Word for word, and without a single picture, repeat the entries.

Website and app data records »
==*==

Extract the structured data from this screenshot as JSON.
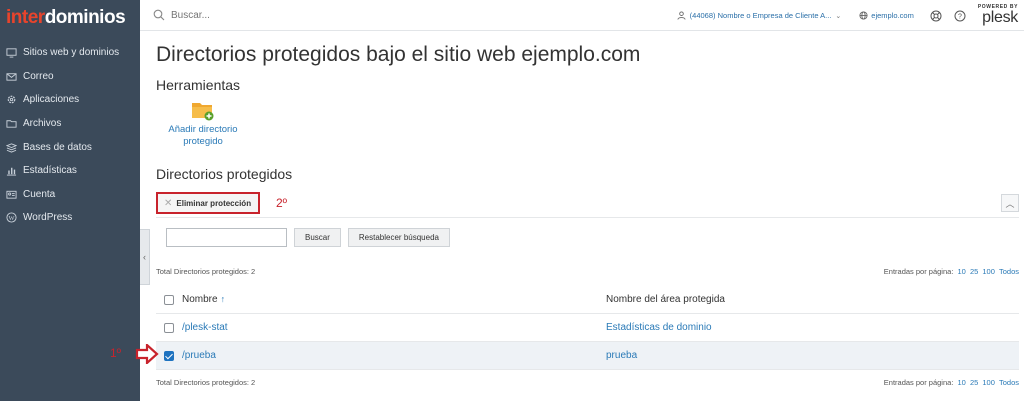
{
  "brand": {
    "logo_part1": "inter",
    "logo_part2": "dominios"
  },
  "sidebar": {
    "items": [
      {
        "label": "Sitios web y dominios",
        "icon": "monitor-icon"
      },
      {
        "label": "Correo",
        "icon": "mail-icon"
      },
      {
        "label": "Aplicaciones",
        "icon": "gear-icon"
      },
      {
        "label": "Archivos",
        "icon": "folder-icon"
      },
      {
        "label": "Bases de datos",
        "icon": "database-icon"
      },
      {
        "label": "Estadísticas",
        "icon": "chart-icon"
      },
      {
        "label": "Cuenta",
        "icon": "user-card-icon"
      },
      {
        "label": "WordPress",
        "icon": "wordpress-icon"
      }
    ]
  },
  "topbar": {
    "search_placeholder": "Buscar...",
    "account": "(44068) Nombre o Empresa de Cliente A...",
    "site": "ejemplo.com",
    "powered_by": "POWERED BY",
    "plesk": "plesk"
  },
  "main": {
    "title": "Directorios protegidos bajo el sitio web ejemplo.com",
    "tools_heading": "Herramientas",
    "tool_add_label_1": "Añadir directorio",
    "tool_add_label_2": "protegido",
    "dirs_heading": "Directorios protegidos",
    "remove_button": "Eliminar protección",
    "annotation_2": "2º",
    "annotation_1": "1º",
    "search_button": "Buscar",
    "reset_button": "Restablecer búsqueda",
    "total_text": "Total Directorios protegidos: 2",
    "per_page_label": "Entradas por página:",
    "per_page_options": [
      "10",
      "25",
      "100",
      "Todos"
    ],
    "columns": {
      "name": "Nombre",
      "area": "Nombre del área protegida"
    },
    "rows": [
      {
        "name": "/plesk-stat",
        "area": "Estadísticas de dominio",
        "checked": false
      },
      {
        "name": "/prueba",
        "area": "prueba",
        "checked": true
      }
    ]
  },
  "colors": {
    "sidebar": "#3b4a5a",
    "link": "#2a7ab7",
    "annotation": "#c8232c",
    "brand_red": "#e8442c"
  }
}
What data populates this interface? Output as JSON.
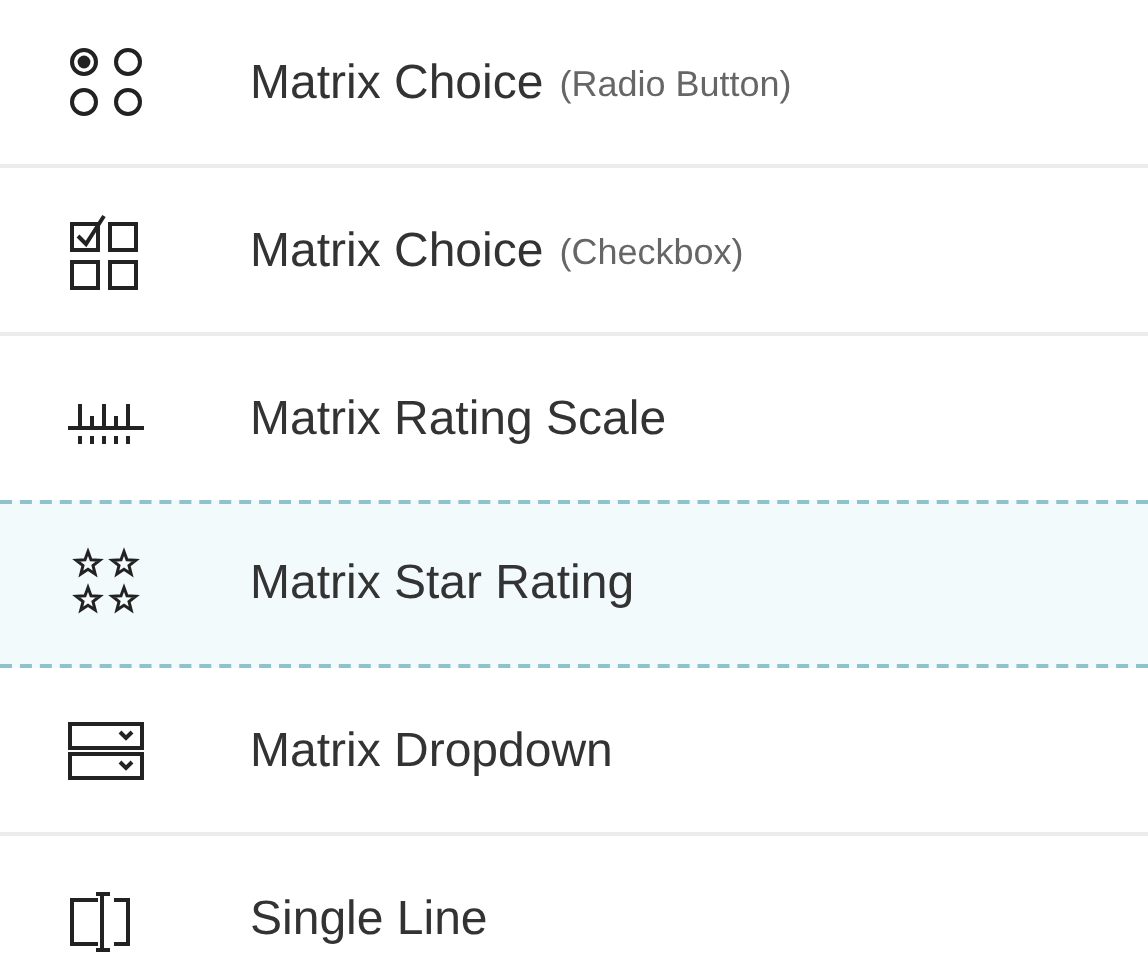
{
  "question_types": [
    {
      "kind": "radio-matrix",
      "label": "Matrix Choice",
      "note": "(Radio Button)",
      "selected": false
    },
    {
      "kind": "checkbox-matrix",
      "label": "Matrix Choice",
      "note": "(Checkbox)",
      "selected": false
    },
    {
      "kind": "rating-scale",
      "label": "Matrix Rating Scale",
      "selected": false
    },
    {
      "kind": "star-rating",
      "label": "Matrix Star Rating",
      "selected": true
    },
    {
      "kind": "dropdown",
      "label": "Matrix Dropdown",
      "selected": false
    },
    {
      "kind": "single-line",
      "label": "Single Line",
      "selected": false
    }
  ]
}
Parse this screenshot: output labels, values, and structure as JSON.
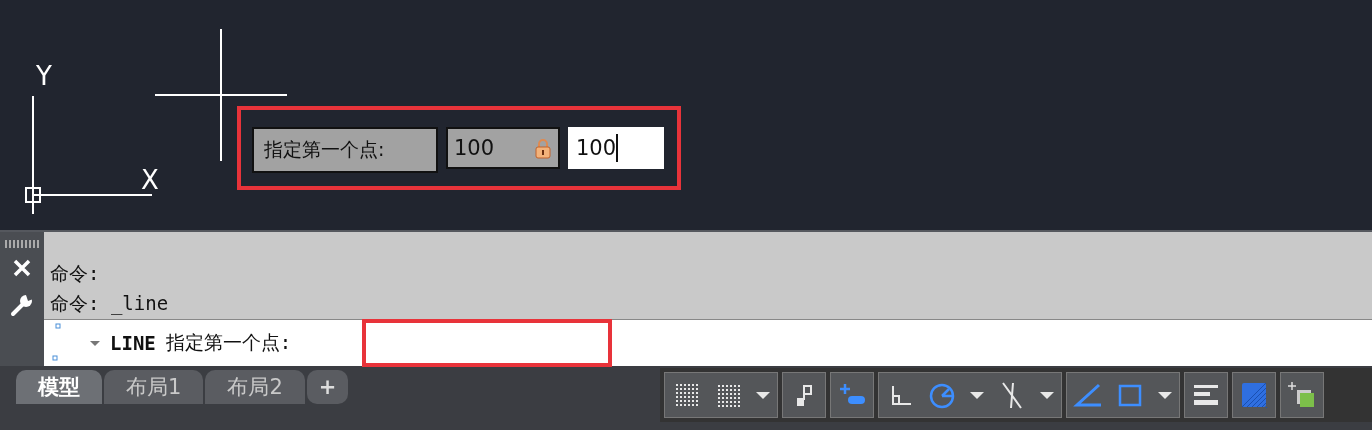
{
  "canvas": {
    "ucs": {
      "x_label": "X",
      "y_label": "Y"
    },
    "dynamic_input": {
      "prompt": "指定第一个点:",
      "fields": [
        {
          "value": "100",
          "locked": true,
          "focused": false
        },
        {
          "value": "100",
          "locked": false,
          "focused": true
        }
      ]
    }
  },
  "command_line": {
    "history": [
      "命令:",
      "命令: _line"
    ],
    "prompt_command": "LINE",
    "prompt_text": "指定第一个点:"
  },
  "layout_tabs": [
    {
      "label": "模型",
      "selected": true
    },
    {
      "label": "布局1",
      "selected": false
    },
    {
      "label": "布局2",
      "selected": false
    }
  ],
  "add_tab": "+",
  "status_bar": {
    "groups": [
      [
        {
          "kind": "grid",
          "on": false
        },
        {
          "kind": "snap",
          "on": false
        },
        {
          "kind": "dropdown",
          "on": false
        }
      ],
      [
        {
          "kind": "infer",
          "on": false
        }
      ],
      [
        {
          "kind": "dynamic",
          "on": true
        }
      ],
      [
        {
          "kind": "ortho",
          "on": false
        },
        {
          "kind": "polar",
          "on": true
        },
        {
          "kind": "dropdown",
          "on": false
        },
        {
          "kind": "track",
          "on": false
        },
        {
          "kind": "dropdown",
          "on": false
        }
      ],
      [
        {
          "kind": "iso",
          "on": true
        },
        {
          "kind": "osnap",
          "on": true
        },
        {
          "kind": "dropdown",
          "on": false
        }
      ],
      [
        {
          "kind": "lineweight",
          "on": false
        }
      ],
      [
        {
          "kind": "transparency",
          "on": true
        }
      ],
      [
        {
          "kind": "cycling",
          "on": false
        }
      ]
    ]
  }
}
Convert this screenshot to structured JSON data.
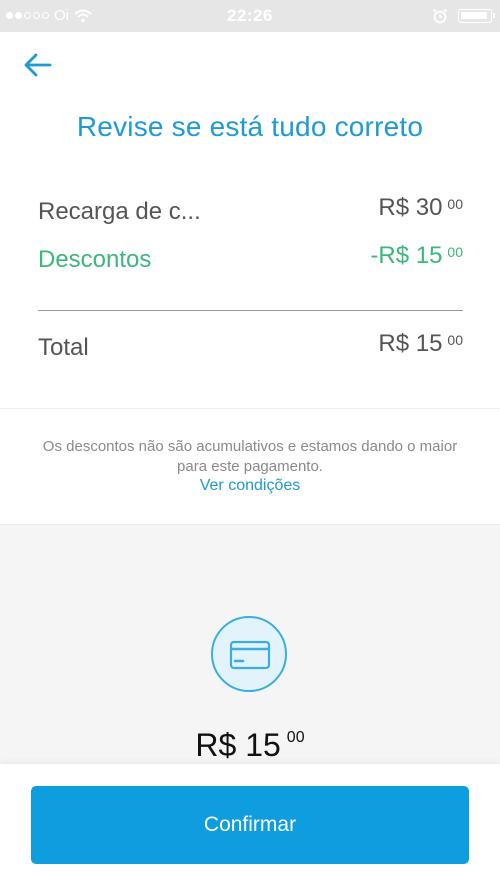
{
  "status_bar": {
    "carrier": "Oi",
    "time": "22:26",
    "signal_bars": 2,
    "signal_total": 5
  },
  "header": {
    "back_icon": "arrow-left-icon",
    "title": "Revise se está tudo correto"
  },
  "summary": {
    "items": [
      {
        "label": "Recarga de c...",
        "currency": "R$",
        "amount": "30",
        "cents": "00"
      },
      {
        "label": "Descontos",
        "currency": "-R$",
        "amount": "15",
        "cents": "00"
      }
    ],
    "total": {
      "label": "Total",
      "currency": "R$",
      "amount": "15",
      "cents": "00"
    }
  },
  "notice": {
    "text": "Os descontos não são acumulativos e estamos dando o maior para este pagamento.",
    "link": "Ver condições"
  },
  "payment": {
    "icon": "credit-card-icon",
    "currency": "R$",
    "amount": "15",
    "cents": "00"
  },
  "actions": {
    "confirm_label": "Confirmar"
  },
  "colors": {
    "accent": "#1e9ad6",
    "discount": "#3ab87a",
    "button": "#0e9ee0"
  }
}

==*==

Solution for this task »
Extract the structured data from this screenshot as JSON.
{
  "brand": {
    "logo_part1": "inter",
    "logo_part2": "dominios"
  },
  "sidebar": {
    "items": [
      {
        "label": "Sitios web y dominios",
        "icon": "monitor-icon"
      },
      {
        "label": "Correo",
        "icon": "mail-icon"
      },
      {
        "label": "Aplicaciones",
        "icon": "gear-icon"
      },
      {
        "label": "Archivos",
        "icon": "folder-icon"
      },
      {
        "label": "Bases de datos",
        "icon": "database-icon"
      },
      {
        "label": "Estadísticas",
        "icon": "chart-icon"
      },
      {
        "label": "Cuenta",
        "icon": "user-card-icon"
      },
      {
        "label": "WordPress",
        "icon": "wordpress-icon"
      }
    ]
  },
  "topbar": {
    "search_placeholder": "Buscar...",
    "account": "(44068) Nombre o Empresa de Cliente A...",
    "site": "ejemplo.com",
    "powered_by": "POWERED BY",
    "plesk": "plesk"
  },
  "main": {
    "title": "Directorios protegidos bajo el sitio web ejemplo.com",
    "tools_heading": "Herramientas",
    "tool_add_label_1": "Añadir directorio",
    "tool_add_label_2": "protegido",
    "dirs_heading": "Directorios protegidos",
    "remove_button": "Eliminar protección",
    "annotation_2": "2º",
    "annotation_1": "1º",
    "search_button": "Buscar",
    "reset_button": "Restablecer búsqueda",
    "total_text": "Total Directorios protegidos: 2",
    "per_page_label": "Entradas por página:",
    "per_page_options": [
      "10",
      "25",
      "100",
      "Todos"
    ],
    "columns": {
      "name": "Nombre",
      "area": "Nombre del área protegida"
    },
    "rows": [
      {
        "name": "/plesk-stat",
        "area": "Estadísticas de dominio",
        "checked": false
      },
      {
        "name": "/prueba",
        "area": "prueba",
        "checked": true
      }
    ]
  },
  "colors": {
    "sidebar": "#3b4a5a",
    "link": "#2a7ab7",
    "annotation": "#c8232c",
    "brand_red": "#e8442c"
  }
}
What data populates this interface? Output as JSON.
{
  "question_types": [
    {
      "kind": "radio-matrix",
      "label": "Matrix Choice",
      "note": "(Radio Button)",
      "selected": false
    },
    {
      "kind": "checkbox-matrix",
      "label": "Matrix Choice",
      "note": "(Checkbox)",
      "selected": false
    },
    {
      "kind": "rating-scale",
      "label": "Matrix Rating Scale",
      "selected": false
    },
    {
      "kind": "star-rating",
      "label": "Matrix Star Rating",
      "selected": true
    },
    {
      "kind": "dropdown",
      "label": "Matrix Dropdown",
      "selected": false
    },
    {
      "kind": "single-line",
      "label": "Single Line",
      "selected": false
    }
  ]
}
Parse this screenshot: output labels, values, and structure as JSON.
{
  "canvas": {
    "ucs": {
      "x_label": "X",
      "y_label": "Y"
    },
    "dynamic_input": {
      "prompt": "指定第一个点:",
      "fields": [
        {
          "value": "100",
          "locked": true,
          "focused": false
        },
        {
          "value": "100",
          "locked": false,
          "focused": true
        }
      ]
    }
  },
  "command_line": {
    "history": [
      "命令:",
      "命令: _line"
    ],
    "prompt_command": "LINE",
    "prompt_text": "指定第一个点:"
  },
  "layout_tabs": [
    {
      "label": "模型",
      "selected": true
    },
    {
      "label": "布局1",
      "selected": false
    },
    {
      "label": "布局2",
      "selected": false
    }
  ],
  "add_tab": "+",
  "status_bar": {
    "groups": [
      [
        {
          "kind": "grid",
          "on": false
        },
        {
          "kind": "snap",
          "on": false
        },
        {
          "kind": "dropdown",
          "on": false
        }
      ],
      [
        {
          "kind": "infer",
          "on": false
        }
      ],
      [
        {
          "kind": "dynamic",
          "on": true
        }
      ],
      [
        {
          "kind": "ortho",
          "on": false
        },
        {
          "kind": "polar",
          "on": true
        },
        {
          "kind": "dropdown",
          "on": false
        },
        {
          "kind": "track",
          "on": false
        },
        {
          "kind": "dropdown",
          "on": false
        }
      ],
      [
        {
          "kind": "iso",
          "on": true
        },
        {
          "kind": "osnap",
          "on": true
        },
        {
          "kind": "dropdown",
          "on": false
        }
      ],
      [
        {
          "kind": "lineweight",
          "on": false
        }
      ],
      [
        {
          "kind": "transparency",
          "on": true
        }
      ],
      [
        {
          "kind": "cycling",
          "on": false
        }
      ]
    ]
  }
}
Convert this screenshot to structured JSON data.
{
  "status_bar": {
    "carrier": "Oi",
    "time": "22:26",
    "signal_bars": 2,
    "signal_total": 5
  },
  "header": {
    "back_icon": "arrow-left-icon",
    "title": "Revise se está tudo correto"
  },
  "summary": {
    "items": [
      {
        "label": "Recarga de c...",
        "currency": "R$",
        "amount": "30",
        "cents": "00"
      },
      {
        "label": "Descontos",
        "currency": "-R$",
        "amount": "15",
        "cents": "00"
      }
    ],
    "total": {
      "label": "Total",
      "currency": "R$",
      "amount": "15",
      "cents": "00"
    }
  },
  "notice": {
    "text": "Os descontos não são acumulativos e estamos dando o maior para este pagamento.",
    "link": "Ver condições"
  },
  "payment": {
    "icon": "credit-card-icon",
    "currency": "R$",
    "amount": "15",
    "cents": "00"
  },
  "actions": {
    "confirm_label": "Confirmar"
  },
  "colors": {
    "accent": "#1e9ad6",
    "discount": "#3ab87a",
    "button": "#0e9ee0"
  }
}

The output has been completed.